The complication lies mostly in the identification of those looted cultural items. Indeed, with the passage of time and the disappearance of those who witnessed or suffered directly from the thefts, the subsequent generations have lost the knowledge that their families had owned works of art, objects of art, furniture, accessories that had been forcibly removed from former residences in troubled Europe. Thus, the tables have turned. It is not so much up to claimants to speak up about their losses, but instead, the onus falls on those whose task it is to research those cultural crimes and uncover the identity of the stolen objects. In other words, the knowledge of these crimes has waned from the memories of the victims and the responsibility to ensure that those crimes are documented and brought to justice falls on those whose specialty it is to uncover the evidence and study the circumstances under which those crimes were committed, the paths taken by those objects from owner to owner and the possible whereabouts of those stolen objects. The research is overwhelming and cannot be accomplished by lone individuals.
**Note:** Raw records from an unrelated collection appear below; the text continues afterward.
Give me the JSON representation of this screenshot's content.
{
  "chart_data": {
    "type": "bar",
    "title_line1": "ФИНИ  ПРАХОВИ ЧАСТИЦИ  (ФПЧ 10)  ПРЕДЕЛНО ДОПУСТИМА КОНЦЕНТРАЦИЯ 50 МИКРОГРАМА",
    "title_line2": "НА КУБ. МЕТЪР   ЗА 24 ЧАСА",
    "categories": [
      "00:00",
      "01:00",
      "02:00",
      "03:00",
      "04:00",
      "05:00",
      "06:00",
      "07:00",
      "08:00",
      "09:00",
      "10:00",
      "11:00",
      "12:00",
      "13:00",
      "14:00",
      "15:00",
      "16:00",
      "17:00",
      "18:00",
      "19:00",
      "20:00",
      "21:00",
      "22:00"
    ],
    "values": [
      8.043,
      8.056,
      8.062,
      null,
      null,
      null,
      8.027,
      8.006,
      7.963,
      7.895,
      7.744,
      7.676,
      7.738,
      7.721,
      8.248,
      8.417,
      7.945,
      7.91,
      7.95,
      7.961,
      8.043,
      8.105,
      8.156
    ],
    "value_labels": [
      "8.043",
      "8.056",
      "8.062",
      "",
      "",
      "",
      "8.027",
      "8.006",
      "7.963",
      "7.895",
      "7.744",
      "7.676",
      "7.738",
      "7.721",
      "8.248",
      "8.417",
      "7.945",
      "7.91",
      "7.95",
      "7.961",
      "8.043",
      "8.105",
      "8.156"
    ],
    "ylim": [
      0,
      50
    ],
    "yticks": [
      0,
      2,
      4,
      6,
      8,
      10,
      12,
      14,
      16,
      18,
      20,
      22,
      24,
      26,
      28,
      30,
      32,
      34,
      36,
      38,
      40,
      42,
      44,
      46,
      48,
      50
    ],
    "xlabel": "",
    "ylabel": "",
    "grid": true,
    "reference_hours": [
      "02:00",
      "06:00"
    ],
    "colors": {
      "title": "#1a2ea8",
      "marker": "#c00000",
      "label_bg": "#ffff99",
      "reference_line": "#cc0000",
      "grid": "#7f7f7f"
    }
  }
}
It must be grounded in an institutionalized, international undertaking whereby archival materials are systematically searched, analyzed, and relevant data are extracted from them and placed in digital repositories which allow for sophisticated searches of objects, owners, collectors, perpetrators, locations of thefts, dates, and descriptions, to name a few of those categories.

In other words, the future of art restitution efforts lies in systematic historical research and analysis. The research produces the information on unrestituted objects of art which triggers investigations and the search for victims’ heirs. Until such research efforts are put into place, the most effective tools of restitution at the disposal of claimants, at least in the United States, is for Federal authorities to intervene on their behalf, seize objects from current owners and return them to the rightful owners, assuming, of course, that the research underlying the cases is flawless.

An uncompromising position, you might say? What is the alternative then? More of the same? Upholding the sacred rights of current possessors when everyone knows that theft does not convey good title to the next owner? As Steven Bibas wrote in his thoughtful 1994 essay on statutes of limitations, traditional legal defenses as invoked by current owners only abet art thefts at the expense of the rights of claimants. Justice trumps all other considerations when it comes to righting the wrongs wrought by acts of genocide more than seven decades ago. There is no statute of limitations on genocide or any other forms of mass slaughter and crimes against humanity. That’s the plain truth.